What the task requires.
Lines in which "years" appears should be pulled from the data below.

Task data.
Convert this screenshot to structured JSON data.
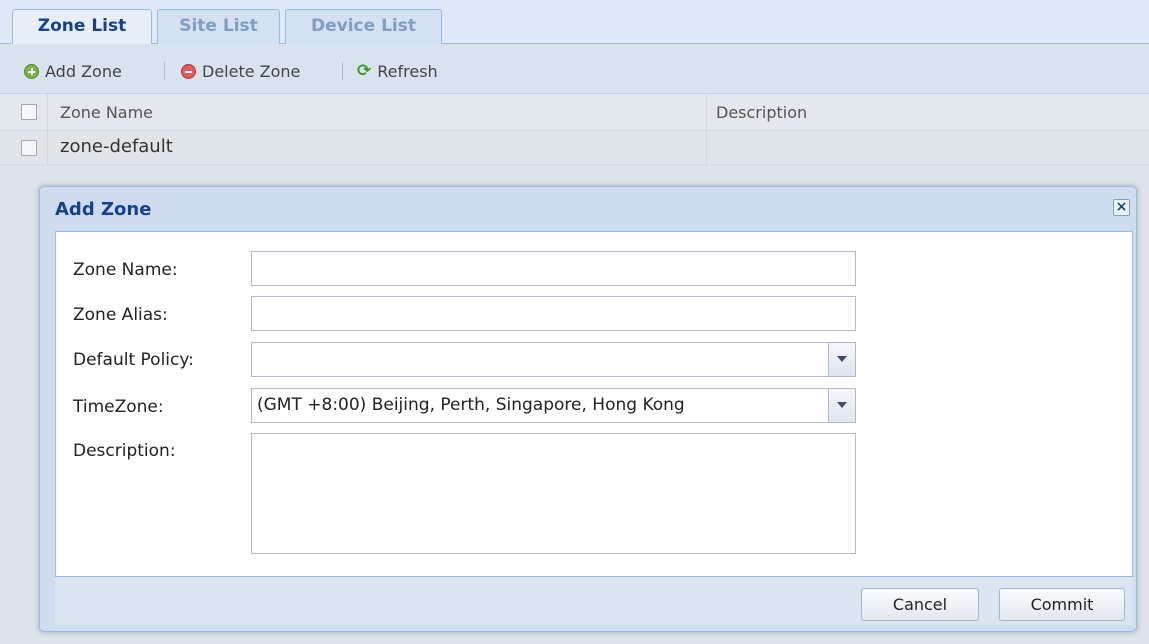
{
  "tabs": [
    {
      "label": "Zone List",
      "active": true
    },
    {
      "label": "Site List",
      "active": false
    },
    {
      "label": "Device List",
      "active": false
    }
  ],
  "toolbar": {
    "add_label": "Add Zone",
    "add_icon": "add-circle-icon",
    "delete_label": "Delete Zone",
    "delete_icon": "remove-circle-icon",
    "refresh_label": "Refresh",
    "refresh_icon": "refresh-icon"
  },
  "grid": {
    "columns": [
      "Zone Name",
      "Description"
    ],
    "rows": [
      {
        "zone_name": "zone-default",
        "description": ""
      }
    ]
  },
  "dialog": {
    "title": "Add Zone",
    "fields": {
      "zone_name": {
        "label": "Zone Name:",
        "value": ""
      },
      "zone_alias": {
        "label": "Zone Alias:",
        "value": ""
      },
      "default_policy": {
        "label": "Default Policy:",
        "value": ""
      },
      "timezone": {
        "label": "TimeZone:",
        "value": "(GMT +8:00) Beijing, Perth, Singapore, Hong Kong"
      },
      "description": {
        "label": "Description:",
        "value": ""
      }
    },
    "cancel_label": "Cancel",
    "commit_label": "Commit"
  },
  "colors": {
    "title_blue": "#15428b",
    "panel_border": "#99bbe8",
    "tab_bg": "#dfe8f6"
  }
}
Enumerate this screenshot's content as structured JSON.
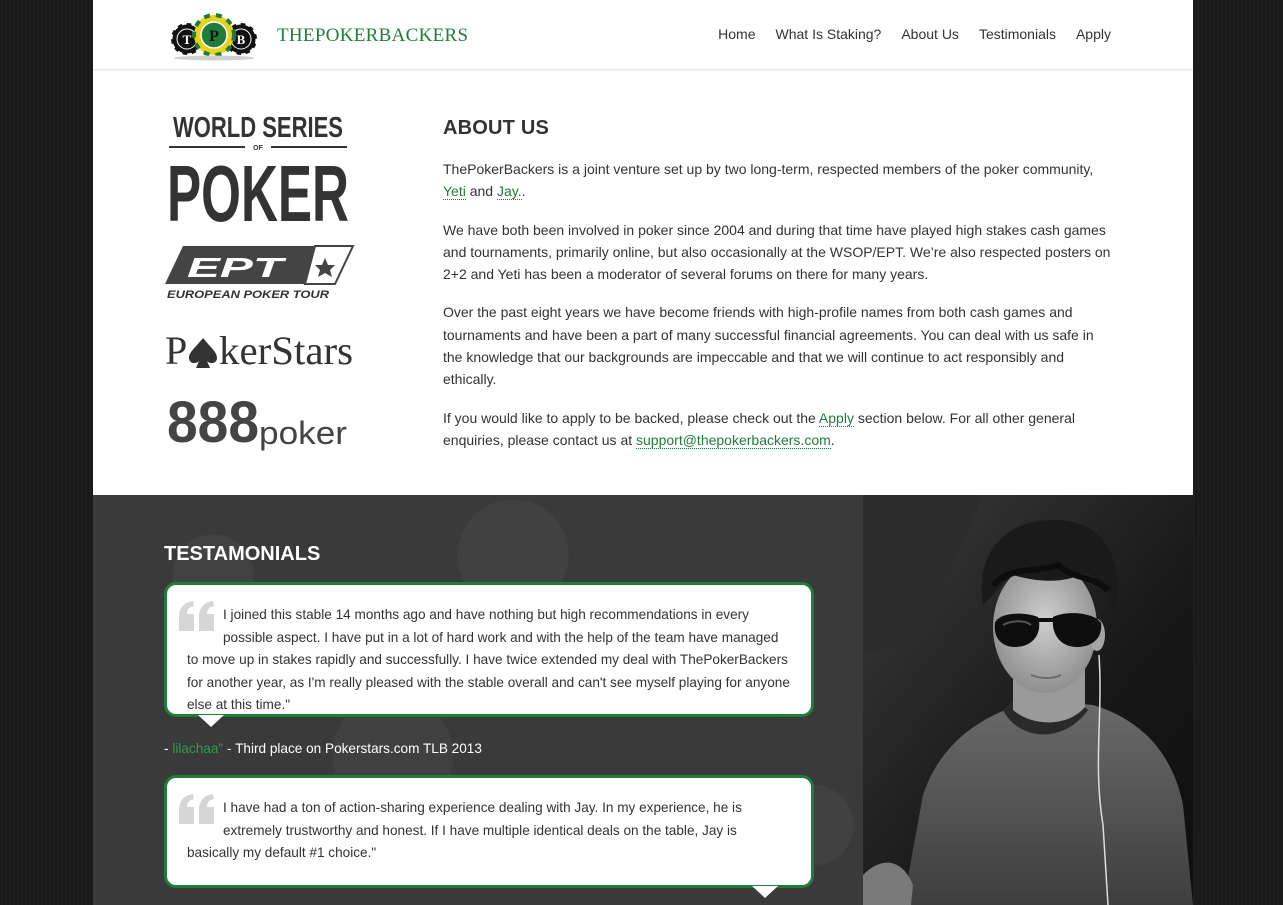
{
  "header": {
    "brand_part1": "THEPOKER",
    "brand_part2": "BACKERS",
    "logo_chip_letters": [
      "T",
      "P",
      "B"
    ],
    "nav": [
      {
        "label": "Home"
      },
      {
        "label": "What Is Staking?"
      },
      {
        "label": "About Us"
      },
      {
        "label": "Testimonials"
      },
      {
        "label": "Apply"
      }
    ]
  },
  "sponsors": {
    "wsop_line1": "WORLD SERIES",
    "wsop_of": "OF",
    "wsop_line2": "POKER",
    "ept_logo": "EPT",
    "ept_tagline": "EUROPEAN POKER TOUR",
    "pokerstars_left": "P",
    "pokerstars_right": "kerStars",
    "p888_num": "888",
    "p888_word": "poker"
  },
  "about": {
    "title": "ABOUT US",
    "p1_text": "ThePokerBackers is a joint venture set up by two long-term, respected members of the poker community, ",
    "p1_link1": "Yeti",
    "p1_and": " and ",
    "p1_link2": "Jay.",
    "p1_end": ".",
    "p2": "We have both been involved in poker since 2004 and during that time have played high stakes cash games and tournaments, primarily online, but also occasionally at the WSOP/EPT. We’re also respected posters on 2+2 and Yeti has been a moderator of several forums on there for many years.",
    "p3": "Over the past eight years we have become friends with high-profile names from both cash games and tournaments and have been a part of many successful financial agreements. You can deal with us safe in the knowledge that our backgrounds are impeccable and that we will continue to act responsibly and ethically.",
    "p4_text": "If you would like to apply to be backed, please check out the ",
    "p4_link": "Apply",
    "p4_mid": " section below. For all other general enquiries, please contact us at ",
    "p4_email": "support@thepokerbackers.com",
    "p4_end": "."
  },
  "testimonials": {
    "title": "TESTAMONIALS",
    "items": [
      {
        "quote": "I joined this stable 14 months ago and have nothing but high recommendations in every possible aspect. I have put in a lot of hard work and with the help of the team have managed to move up in stakes rapidly and successfully. I have twice extended my deal with ThePokerBackers for another year, as I'm really pleased with the stable overall and can't see myself playing for anyone else at this time.\"",
        "author_prefix": "- ",
        "author_name": "lilachaa\"",
        "author_desc": " - Third place on Pokerstars.com TLB 2013"
      },
      {
        "quote": "I have had a ton of action-sharing experience dealing with Jay. In my experience, he is extremely trustworthy and honest. If I have multiple identical deals on the table, Jay is basically my default #1 choice.\""
      }
    ]
  },
  "colors": {
    "brand_green": "#1f7d3b",
    "dark_bg": "#3a3a3a",
    "text": "#333333"
  }
}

Exercise output.
    "p2": "We have both been involved in poker since 2004 and during that time have played high stakes cash games and tournaments, primarily online, but also occasionally at the WSOP/EPT. We’re also respected posters on 2+2 and Yeti has been a moderator of several forums on there for many years.",
    "p3": "Over the past eight years we have become friends with high-profile names from both cash games and tournaments and have been a part of many successful financial agreements. You can deal with us safe in the knowledge that our backgrounds are impeccable and that we will continue to act responsibly and ethically.",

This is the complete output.